RTÉ head of sport says broadcaster does not stop people in the north watching gaelic games
RTÉ is a "32-county broadcaster" and "do not stop people in the north watching gaelic games", its new head of sport has said.
However, Declan McBennett also re-iterated that problems whereby northern viewers cannot access RTÉ because of IP (internet protocol) addresses defaulting to locations in England are not his responsibility.
RTÉ and TG4 programmes are often 'geo-blocked' for northern web users whose devices are incorrectly linked to England.
Mr McBennett has recently taken over from Ryle Nugent, who left RTÉ in June after 24 years.
Last weekend RTÉ said it dealt with "dozens" of complaints from frustrated GAA fans across the north who were left unable to watch a live broadcast of the All-Ireland qualifier between Armagh and Roscommon.
The match, which was screened online via the RTÉ News Now channel, was unavailable on the RTÉ Player.
In an interview with Gaelic Life newspaper published this week, Mr McBennett said RTÉ gets "a lot of criticism", of which he claimed 10 per cent is "perfectly legitimate".
"We didn't draw up the rights agreement. If you have a UK ISP address then it's going to be blocked to you because that's what technology does," he said.
"I want as many people as possible in the 32 counties to see as much gaelic games as possible.
"I understand their frustration, I share their frustration.
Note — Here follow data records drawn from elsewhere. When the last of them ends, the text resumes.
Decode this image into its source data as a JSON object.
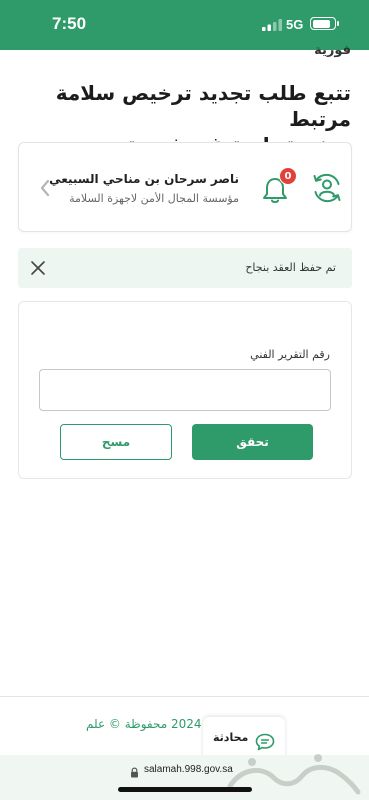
{
  "status_bar": {
    "time": "7:50",
    "network": "5G",
    "battery_level": 0.85
  },
  "header": {
    "cut_text": "فورية",
    "title_line1": "تتبع طلب تجديد ترخيص سلامة مرتبط",
    "title_line2": "برخصة بلدية غير فورية"
  },
  "user_card": {
    "name": "ناصر سرحان بن مناحي السبيعي",
    "organization": "مؤسسة المجال الأمن لاجهزة السلامة",
    "notification_count": "0"
  },
  "alert": {
    "message": "تم حفظ العقد بنجاح"
  },
  "form": {
    "field_label": "رقم التقرير الفني",
    "field_value": "",
    "verify_label": "تحقق",
    "clear_label": "مسح"
  },
  "footer": {
    "copyright": "2024 محفوظة © علم",
    "chat_label": "محادثة"
  },
  "browser": {
    "url": "salamah.998.gov.sa"
  },
  "colors": {
    "brand": "#2f9b6a",
    "badge": "#e0413b",
    "alert_bg": "#edf6f1"
  }
}
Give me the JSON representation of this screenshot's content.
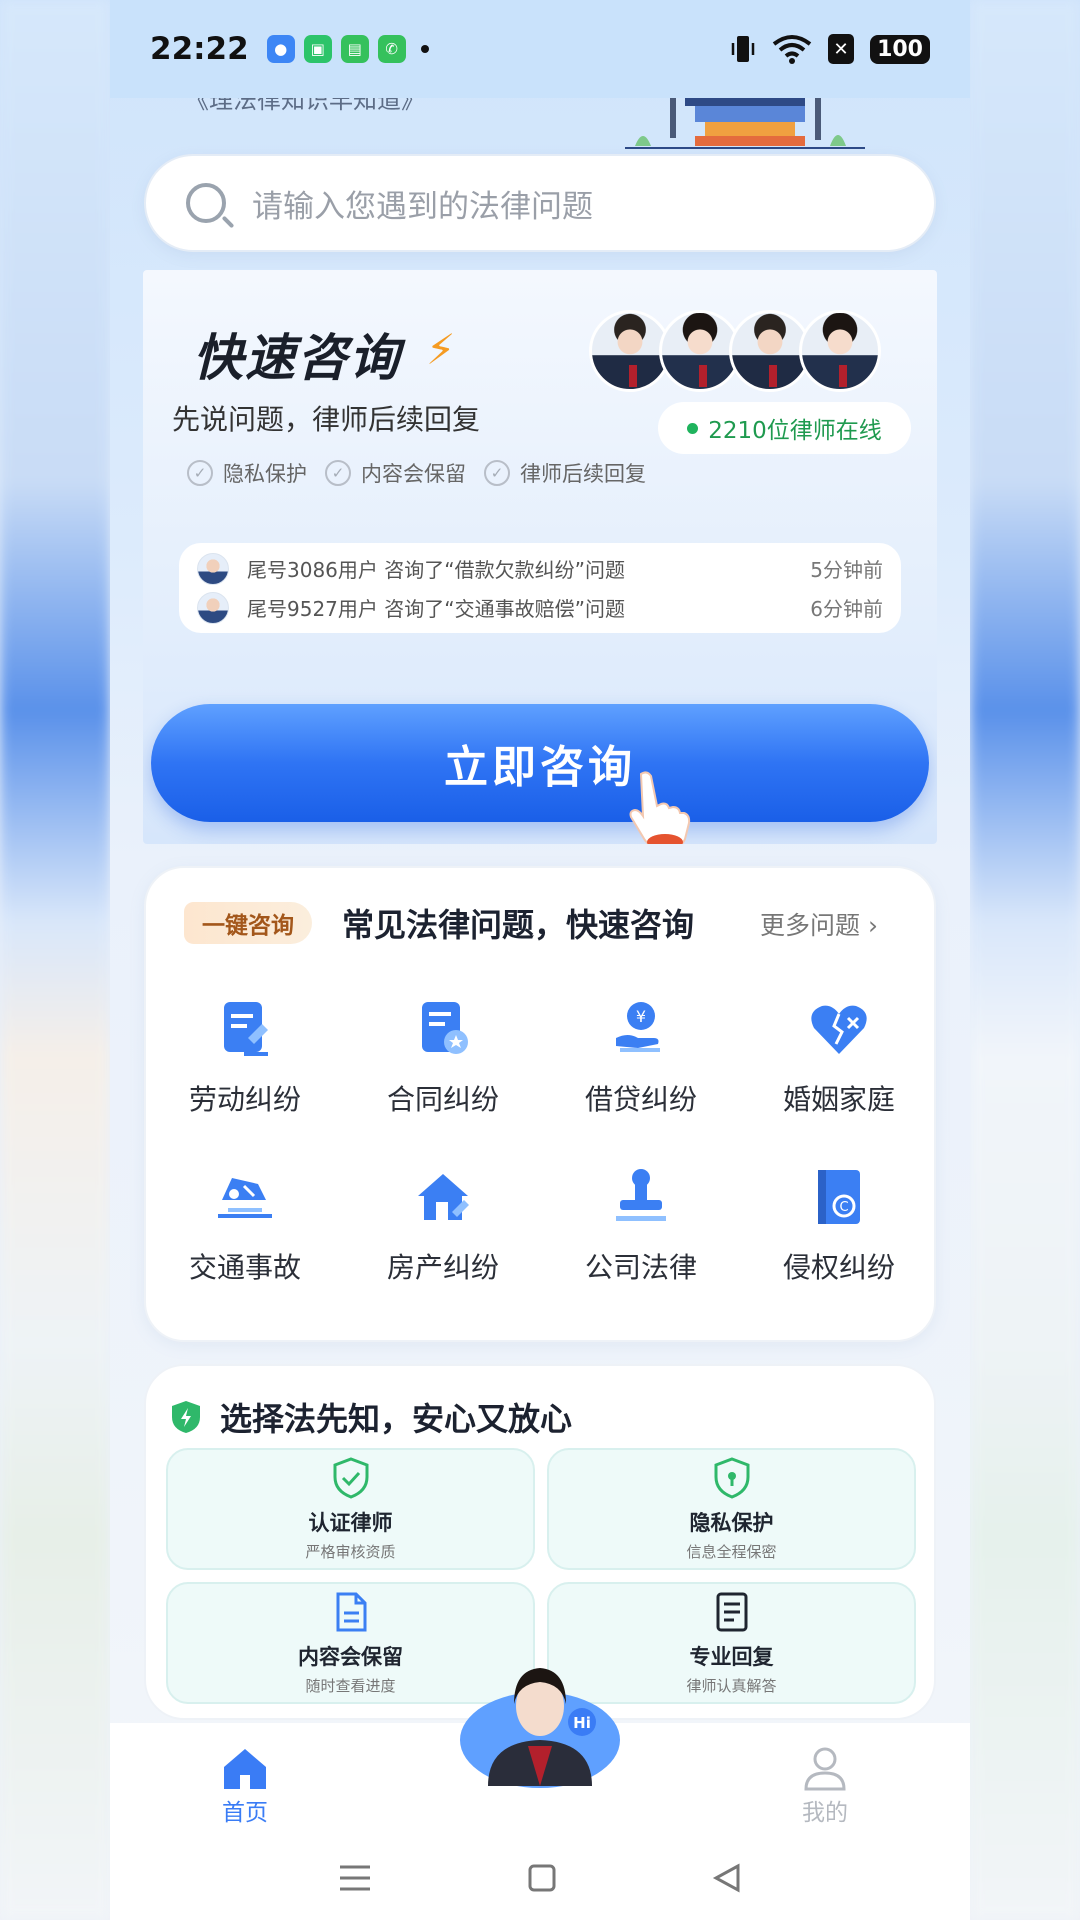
{
  "status_bar": {
    "time": "22:22",
    "battery": "100",
    "icons": [
      "vibrate-icon",
      "wifi-icon",
      "no-sim-icon"
    ]
  },
  "banner": {
    "partial_text": "《理法律知识早知道》"
  },
  "search": {
    "placeholder": "请输入您遇到的法律问题"
  },
  "quick_consult": {
    "title": "快速咨询",
    "subtitle": "先说问题，律师后续回复",
    "features": [
      "隐私保护",
      "内容会保留",
      "律师后续回复"
    ],
    "online_text": "2210位律师在线",
    "ticker": [
      {
        "text": "尾号3086用户 咨询了“借款欠款纠纷”问题",
        "time": "5分钟前"
      },
      {
        "text": "尾号9527用户 咨询了“交通事故赔偿”问题",
        "time": "6分钟前"
      }
    ],
    "cta": "立即咨询"
  },
  "categories": {
    "tag": "一键咨询",
    "title": "常见法律问题，快速咨询",
    "more": "更多问题",
    "items": [
      {
        "label": "劳动纠纷",
        "icon": "labor-contract-icon"
      },
      {
        "label": "合同纠纷",
        "icon": "contract-icon"
      },
      {
        "label": "借贷纠纷",
        "icon": "loan-icon"
      },
      {
        "label": "婚姻家庭",
        "icon": "broken-heart-icon"
      },
      {
        "label": "交通事故",
        "icon": "car-accident-icon"
      },
      {
        "label": "房产纠纷",
        "icon": "house-icon"
      },
      {
        "label": "公司法律",
        "icon": "stamp-icon"
      },
      {
        "label": "侵权纠纷",
        "icon": "copyright-book-icon"
      }
    ]
  },
  "trust": {
    "title": "选择法先知，安心又放心",
    "items": [
      {
        "label": "认证律师",
        "desc": "严格审核资质",
        "icon": "shield-check-icon"
      },
      {
        "label": "隐私保护",
        "desc": "信息全程保密",
        "icon": "shield-lock-icon"
      },
      {
        "label": "内容会保留",
        "desc": "随时查看进度",
        "icon": "document-icon"
      },
      {
        "label": "专业回复",
        "desc": "律师认真解答",
        "icon": "notes-icon"
      }
    ]
  },
  "bottom_nav": {
    "home": "首页",
    "mine": "我的",
    "bot_badge": "Hi"
  },
  "colors": {
    "primary": "#2f74f4",
    "accent_orange": "#f59b22",
    "online_green": "#1f9a4f",
    "nav_active": "#3a7cf5",
    "nav_inactive": "#b5b9c0"
  }
}
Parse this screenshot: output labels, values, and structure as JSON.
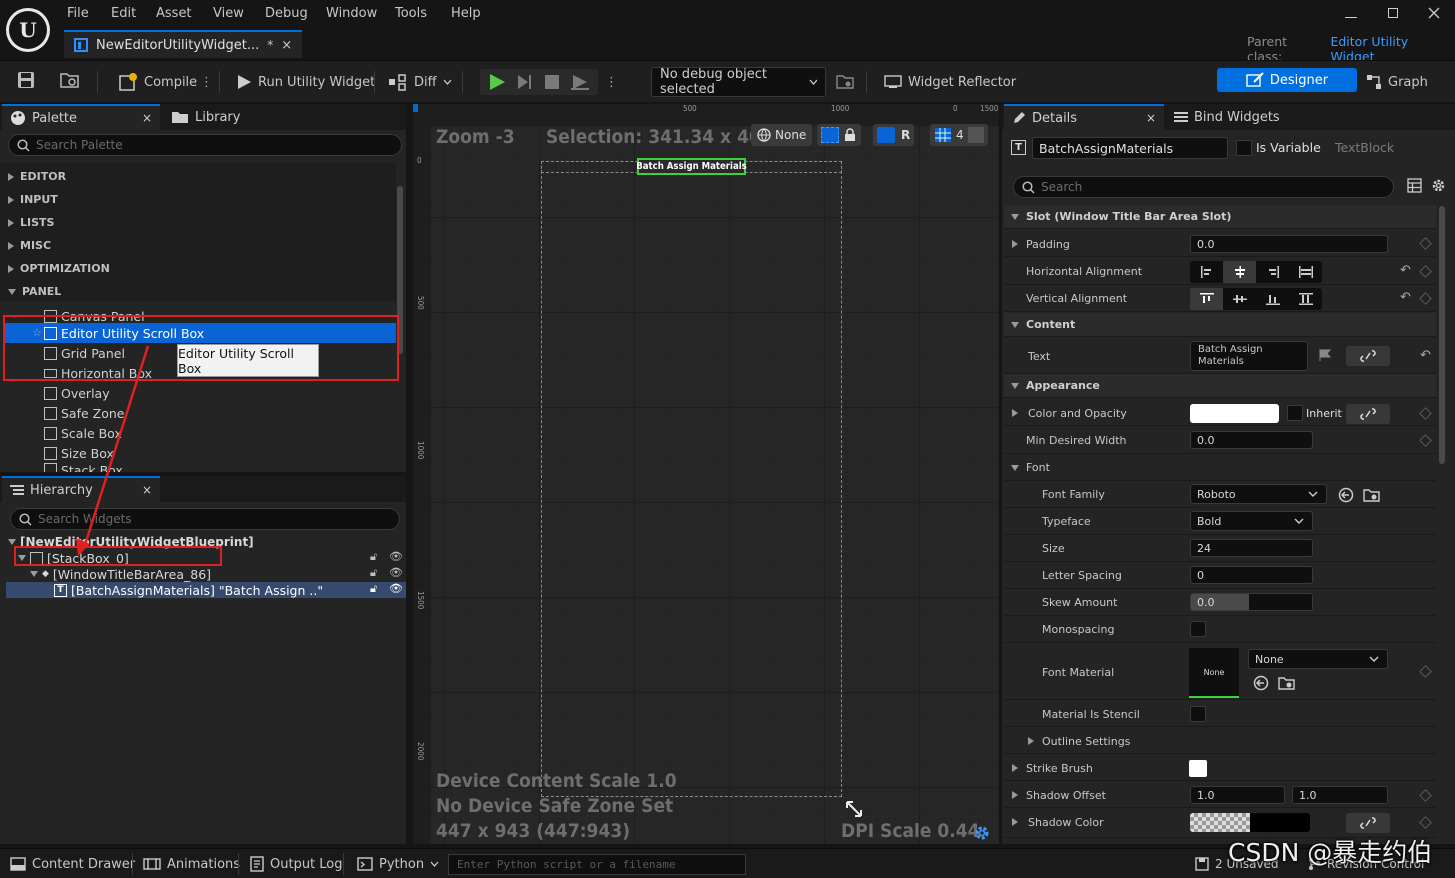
{
  "title": {
    "document_tab": "NewEditorUtilityWidget...",
    "unsaved_marker": "*",
    "close": "×",
    "parent_class_label": "Parent class:",
    "parent_class_value": "Editor Utility Widget"
  },
  "menu": [
    "File",
    "Edit",
    "Asset",
    "View",
    "Debug",
    "Window",
    "Tools",
    "Help"
  ],
  "toolbar": {
    "compile": "Compile",
    "run": "Run Utility Widget",
    "diff": "Diff",
    "debug_select": "No debug object selected",
    "reflector": "Widget Reflector",
    "designer": "Designer",
    "graph": "Graph"
  },
  "palette": {
    "tab": "Palette",
    "library_tab": "Library",
    "search_placeholder": "Search Palette",
    "categories": [
      "EDITOR",
      "INPUT",
      "LISTS",
      "MISC",
      "OPTIMIZATION",
      "PANEL"
    ],
    "items": [
      "Canvas Panel",
      "Editor Utility Scroll Box",
      "Grid Panel",
      "Horizontal Box",
      "Overlay",
      "Safe Zone",
      "Scale Box",
      "Size Box",
      "Stack Box"
    ],
    "tooltip": "Editor Utility Scroll Box"
  },
  "hierarchy": {
    "tab": "Hierarchy",
    "search_placeholder": "Search Widgets",
    "root": "[NewEditorUtilityWidgetBlueprint]",
    "nodes": [
      "[StackBox_0]",
      "[WindowTitleBarArea_86]",
      "[BatchAssignMaterials] \"Batch Assign ..\""
    ]
  },
  "canvas": {
    "zoom": "Zoom -3",
    "selection": "Selection: 341.34 x 40.04",
    "none_label": "None",
    "r_label": "R",
    "grid_label": "4",
    "ruler_top": [
      "0",
      "500",
      "1000",
      "1500"
    ],
    "ruler_left": [
      "0",
      "500",
      "1000",
      "1500",
      "2000"
    ],
    "widget_text": "Batch Assign Materials",
    "device_scale": "Device Content Scale 1.0",
    "safe_zone": "No Device Safe Zone Set",
    "resolution": "447 x 943 (447:943)",
    "dpi": "DPI Scale 0.44"
  },
  "details": {
    "tab": "Details",
    "bind_tab": "Bind Widgets",
    "widget_name": "BatchAssignMaterials",
    "is_variable": "Is Variable",
    "type": "TextBlock",
    "search_placeholder": "Search",
    "slot_section": "Slot (Window Title Bar Area Slot)",
    "padding_label": "Padding",
    "padding_value": "0.0",
    "halign_label": "Horizontal Alignment",
    "valign_label": "Vertical Alignment",
    "content_section": "Content",
    "text_label": "Text",
    "text_value_line1": "Batch Assign",
    "text_value_line2": "Materials",
    "appearance_section": "Appearance",
    "color_label": "Color and Opacity",
    "inherit": "Inherit",
    "min_width_label": "Min Desired Width",
    "min_width_value": "0.0",
    "font_label": "Font",
    "font_family_label": "Font Family",
    "font_family_value": "Roboto",
    "typeface_label": "Typeface",
    "typeface_value": "Bold",
    "size_label": "Size",
    "size_value": "24",
    "letter_spacing_label": "Letter Spacing",
    "letter_spacing_value": "0",
    "skew_label": "Skew Amount",
    "skew_value": "0.0",
    "monospacing_label": "Monospacing",
    "font_material_label": "Font Material",
    "font_material_thumb": "None",
    "font_material_value": "None",
    "stencil_label": "Material Is Stencil",
    "outline_label": "Outline Settings",
    "strike_label": "Strike Brush",
    "shadow_offset_label": "Shadow Offset",
    "shadow_offset_x": "1.0",
    "shadow_offset_y": "1.0",
    "shadow_color_label": "Shadow Color"
  },
  "statusbar": {
    "content_drawer": "Content Drawer",
    "animations": "Animations",
    "output_log": "Output Log",
    "python": "Python",
    "python_placeholder": "Enter Python script or a filename",
    "unsaved": "2 Unsaved",
    "revision": "Revision Control"
  },
  "watermark": "CSDN @暴走约伯",
  "colors": {
    "accent": "#0070e0",
    "selection": "#0a64d6",
    "annotation": "#e02020",
    "widget_outline": "#3cd23c"
  }
}
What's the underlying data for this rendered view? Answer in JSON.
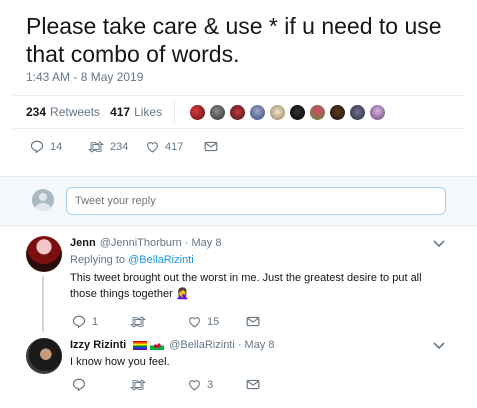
{
  "tweet": {
    "text": "Please take care & use * if u need to use that combo of words.",
    "timestamp": "1:43 AM - 8 May 2019",
    "retweets_count": "234",
    "retweets_label": "Retweets",
    "likes_count": "417",
    "likes_label": "Likes",
    "actions": {
      "reply_count": "14",
      "retweet_count": "234",
      "like_count": "417"
    }
  },
  "reply_box": {
    "placeholder": "Tweet your reply"
  },
  "replies": [
    {
      "name": "Jenn",
      "handle": "@JenniThorburn",
      "date": "· May 8",
      "replying_to_label": "Replying to",
      "replying_to_handle": "@BellaRizinti",
      "text": "This tweet brought out the worst in me. Just the greatest desire to put all those things together 🤦‍♀️",
      "reply_count": "1",
      "retweet_count": "",
      "like_count": "15"
    },
    {
      "name": "Izzy Rizinti",
      "handle": "@BellaRizinti",
      "date": "· May 8",
      "text": "I know how you feel.",
      "reply_count": "",
      "retweet_count": "",
      "like_count": "3"
    }
  ],
  "colors": {
    "accent": "#1b95e0",
    "secondary_text": "#657786",
    "border": "#e6ecf0"
  }
}
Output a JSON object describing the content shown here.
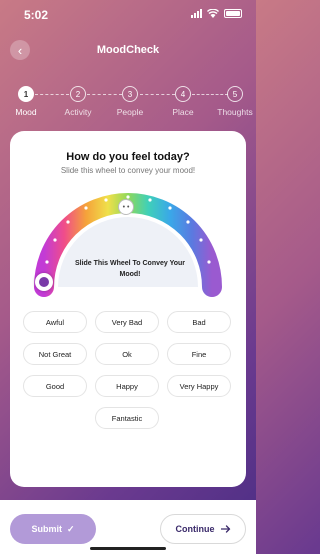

The issue, however, is not RTÉ geo-blocking, the issue is your internet service provider recognising you as being from a particular jurisdiction."
Asked whether RTÉ has the power to lift restrictions on GAA content, Mr McBennett replied: "No, because the UK rights are held by Sky and we have to operate within the terms of the contract."
Mr McBennett, who is from Co Monaghan but now lives in Armagh, said that GAA coverage could only be increased through a combination of contracts and technology.
"We are the national broadcaster and the national broadcaster, to our minds, is 32 counties.
"We have to work towards finding a contractual situation...and then a technology solution which allows us to get as much gaelic games coverage to as many people as possible across the island," he added.
In 2015, a briefing report from Ofcom, the communications regulator, was provided to members of the assembly's enterprise, trade and investment committee, which was exploring the possibility of seeking a separate IP address for the north.
The Ofcom report said this would be "inefficient and costly" and queried whether such a service would always be accurate.